This book explores the contradictions that emerge in international statebuilding efforts in war-torn societies. Since the end of the Cold War, more than 20 major peace operations have been deployed to countries emerging from internal conflicts. This book argues that international efforts to construct effective, legitimate governmental structures in these countries are necessary but fraught with contradictions and vexing dilemmas. Drawing on the latest scholarly research on postwar peace operations, the volume: adresses cutting-edge issues of statebuilding including coordination, local ownership, security, elections, constitution making, and delivery of development aid; features contributions by leading and up-and-coming scholars; provides empirical case studies including Afghanistan, Cambodia, Croatia, Kosovo, Liberia, Sierra Leone, South Africa, and others; presents policy-relevant findings of use to students and policy makers alike.
This book is a major contribution to an understanding of the theory, practice and consequences of peacekeeping. Paris demonstrates how peacekeeping has evolved from the modest attempt to keep the peace into the much more ambitious agenda of engineering the socio-political conditions of a stable peace.
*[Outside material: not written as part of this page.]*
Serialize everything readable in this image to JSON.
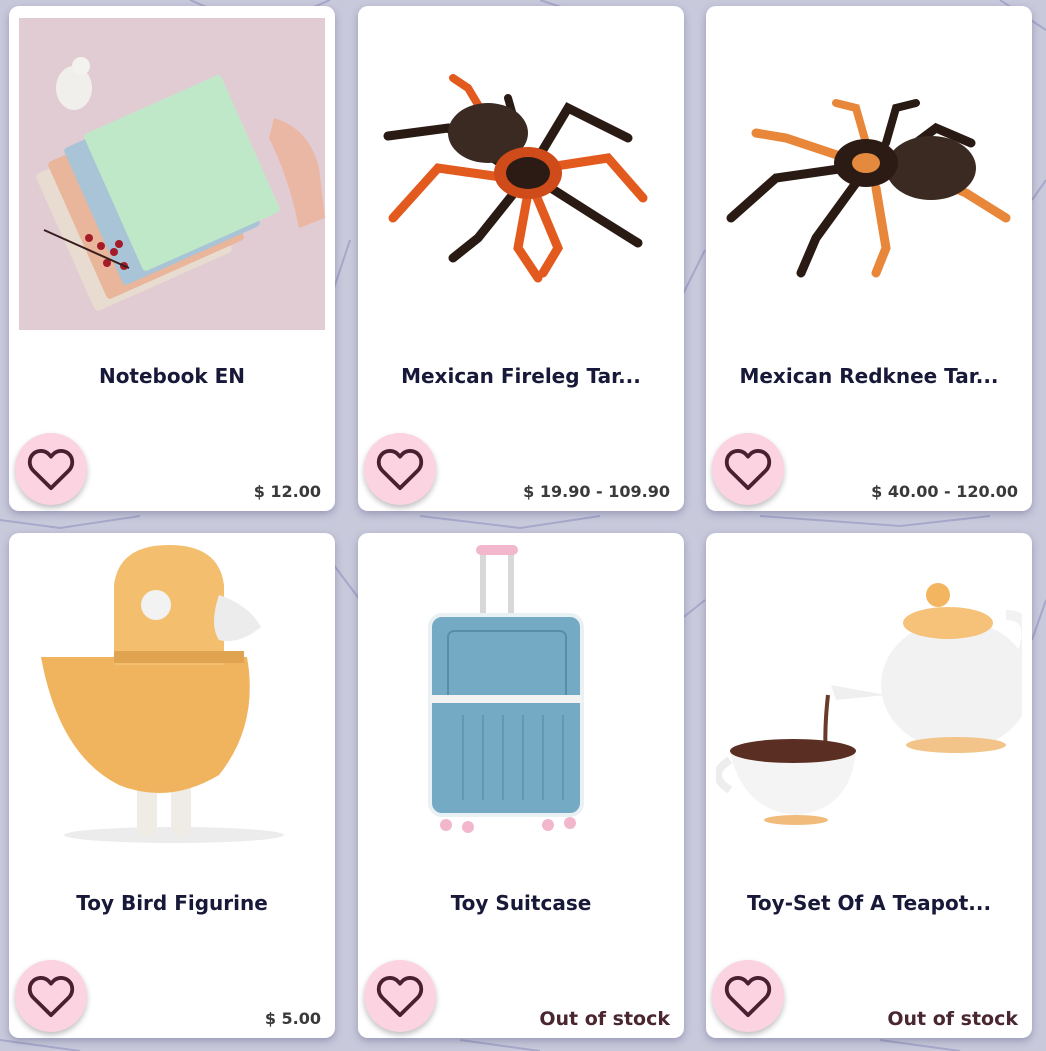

Paris shows that the attmept by the international community to promote democracy and markets has created, in various places, not a liberal peace but instead renewed competition and violence. Cases include: Angola, Rwanda, Cambodia, Liberia, Bosnia, Croatia, Nicaragua, El Salvador, Guatemala, Namibia, Mozambique, Kosovo, East Timor / Timor Leste, Sierra Leone
Liberal peacebuilding has become the target of considerable criticism. Although much of this criticism is warranted, a number of scholars and commentators have come to the opinion that liberal peacebuilding is either fundamentally destructive, or illegitimate, or both. On close analysis, however, many of these critiques appear to be exaggerated or misdirected. At a time when the future of peacebuilding is uncertain, it is important to distinguish between justified and unjustified criticisms, and to promote a more balanced debate on the meaning, shortcomings and prospects of liberal peacebuilding.